8. Reparations. The US and Great Britain have a high moral obligation to enable a peace process by beginning a program of significant reparations to the people of Iraq for the loss of lives, physical and emotional injuries, and damage to property. There should be special programs to rescue the tens of thousands of Iraqi orphans from lives of destitution. This is essential to enable reconciliation.
9. Political Sovereignty. Put an end to suspicions that the US invasion and occupation was influenced by a desire to gain control of Iraq's oil assets by A) setting aside initiatives to privatize Iraqi oil interests or other national assets, and B) by abandoning efforts to change Iraqi national law to facilitate privatization.
Any attempt to sell Iraqi oil assets during the US occupation will be a significant stumbling block to peaceful resolution.
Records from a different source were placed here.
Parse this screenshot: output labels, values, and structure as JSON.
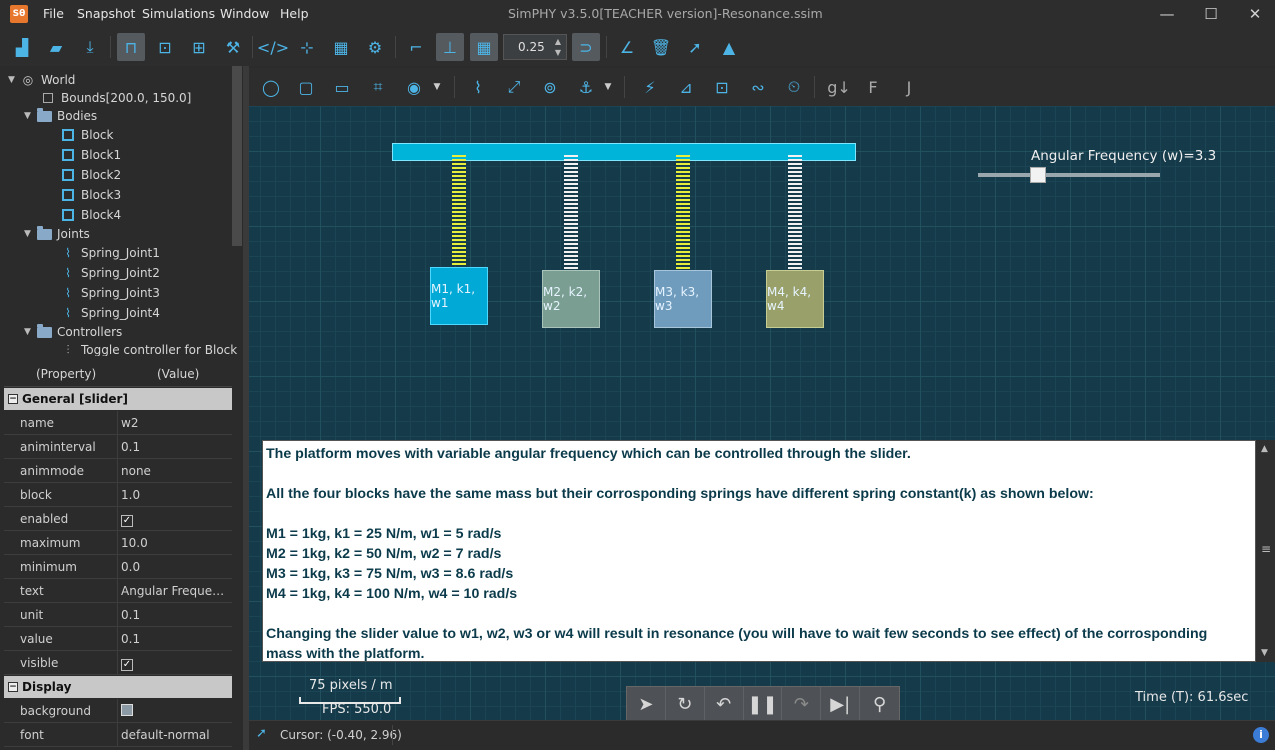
{
  "app": {
    "logo": "Sθ",
    "title": "SimPHY v3.5.0[TEACHER version]-Resonance.ssim",
    "menu": [
      "File",
      "Snapshot",
      "Simulations",
      "Window",
      "Help"
    ]
  },
  "toolbar": {
    "zoom_value": "0.25"
  },
  "tree": {
    "root": "World",
    "bounds": "Bounds[200.0, 150.0]",
    "bodies_label": "Bodies",
    "bodies": [
      "Block",
      "Block1",
      "Block2",
      "Block3",
      "Block4"
    ],
    "joints_label": "Joints",
    "joints": [
      "Spring_Joint1",
      "Spring_Joint2",
      "Spring_Joint3",
      "Spring_Joint4"
    ],
    "controllers_label": "Controllers",
    "controllers": [
      "Toggle controller for Block"
    ]
  },
  "properties": {
    "header_property": "(Property)",
    "header_value": "(Value)",
    "general_section": "General [slider]",
    "general": [
      {
        "name": "name",
        "value": "w2"
      },
      {
        "name": "animinterval",
        "value": "0.1"
      },
      {
        "name": "animmode",
        "value": "none"
      },
      {
        "name": "block",
        "value": "1.0"
      },
      {
        "name": "enabled",
        "value": "✓"
      },
      {
        "name": "maximum",
        "value": "10.0"
      },
      {
        "name": "minimum",
        "value": "0.0"
      },
      {
        "name": "text",
        "value": "Angular Frequenc..."
      },
      {
        "name": "unit",
        "value": "0.1"
      },
      {
        "name": "value",
        "value": "0.1"
      },
      {
        "name": "visible",
        "value": "✓"
      }
    ],
    "display_section": "Display",
    "display": [
      {
        "name": "background",
        "value": ""
      },
      {
        "name": "font",
        "value": "default-normal"
      }
    ]
  },
  "simulation": {
    "blocks": [
      {
        "label": "M1, k1, w1",
        "fill": "#00a9d6",
        "border": "#4fd8ff",
        "spring_color": "#e6ee3a"
      },
      {
        "label": "M2, k2, w2",
        "fill": "#7a9e91",
        "border": "#a9c4bb",
        "spring_color": "#f2f2f2"
      },
      {
        "label": "M3, k3, w3",
        "fill": "#6f9bbd",
        "border": "#a7c6dc",
        "spring_color": "#e6ee3a"
      },
      {
        "label": "M4, k4, w4",
        "fill": "#9aa06a",
        "border": "#c7cc93",
        "spring_color": "#f2f2f2"
      }
    ],
    "slider": {
      "label": "Angular Frequency (w)=3.3",
      "value": 3.3,
      "min": 0.0,
      "max": 10.0
    },
    "info_lines": [
      "The platform moves with variable angular frequency which can be controlled through the slider.",
      "",
      "All the four blocks have the same mass but their corrosponding springs have different spring constant(k) as shown below:",
      "",
      "M1 = 1kg, k1 = 25 N/m, w1 = 5 rad/s",
      "M2 = 1kg, k2 = 50 N/m, w2 = 7 rad/s",
      "M3 = 1kg, k3 = 75 N/m, w3 = 8.6 rad/s",
      "M4 = 1kg, k4 = 100 N/m, w4 = 10 rad/s",
      "",
      "Changing the slider value to w1, w2, w3 or w4 will result in resonance (you will have to wait few seconds to see effect) of the corrosponding",
      "mass with the platform."
    ],
    "scale_label": "75 pixels / m",
    "fps_label": "FPS: 550.0",
    "time_label": "Time (T): 61.6sec"
  },
  "status": {
    "cursor": "Cursor: (-0.40, 2.96)"
  }
}
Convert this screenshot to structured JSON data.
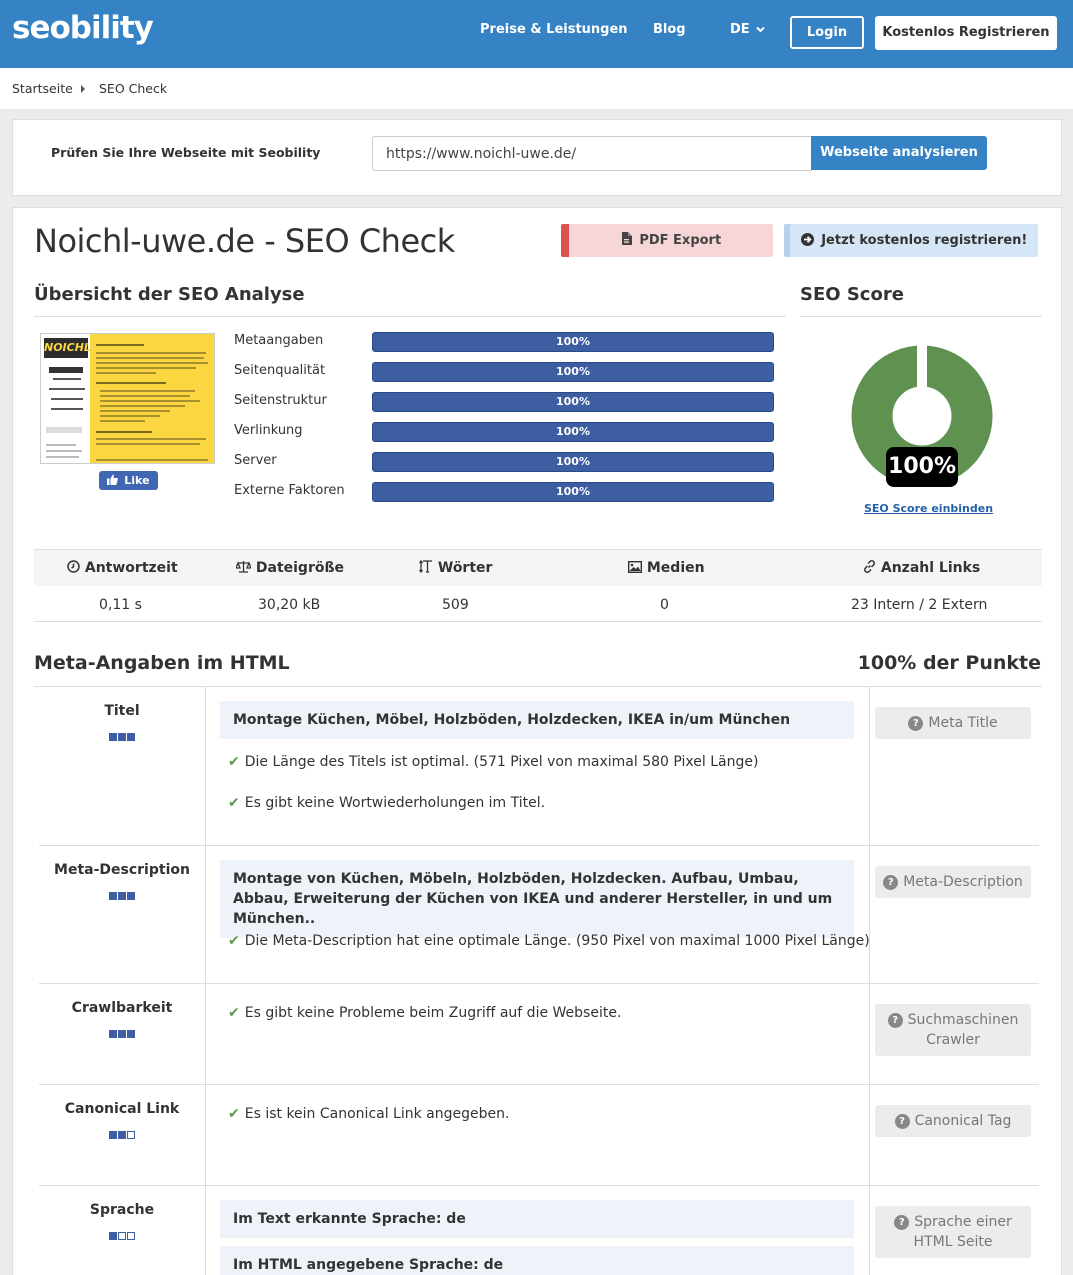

The current Iraqi constitution gives oil proceeds to the regions and the central government gets nothing. There must be fairness in the distribution of oil resources in Iraq. An Iraqi National Oil Trust should be established to guarantee the oil assets will be used to create a fully functioning infrastructure with financial mechanisms established protect the oil wealth for the use of the people of Iraq.
10. Iraq Economy. Set forth a plan to stabilize Iraq's cost for food and energy, on par to what the prices were before the US invasion and occupation. This would block efforts underway to raise the price of food and energy at a time when most Iraqis do not have the means to meet their own needs.
11. Economic Sovereignty. Work with the world community to restore Iraq's fiscal integrity without structural readjustment measures of the IMF or the World Bank.
12. International Truth and Reconciliation. Establish a policy of truth and reconciliation between the people of the United States and the people of Iraq. In 2002, I led the effort in the House of Representatives challenging the Bush Administration's plans to go to war in Iraq. I organized 125 Democrats to vote against the Iraq war resolution. The analysis I offered at that time stands out in bold relief for its foresight when compared to the assessments of many who today aspire to national leadership. Just as the caution I urged four years ago was well-placed, so the plan I am presenting today is workable, and it responds to the will of the American people, expressed this past November. This is a moment for clarity and foresight. This is a moment to take a new direction in Iraq. One with honor and dignity. One which protects our troops and rescues Iraqi civilians. One which repairs our relationship with Iraqis and with the world.
Dennis J Kucinich
let's place our bases around all of the major oil fields
Can't See wrote on January 10, 2007 11:34 AM: "What is it that President Bush and his cronies can't understand? The US people do not want this country spending any more money and lives in a country where the majority of the population doesn't appreciate our sacrifices and, more importantly,are not willing to do themselves what it would take to improve the living conditions. If we want the oil then let's place our bases around all of the major oil fields and let the Iraqi's have the cities to fight over. "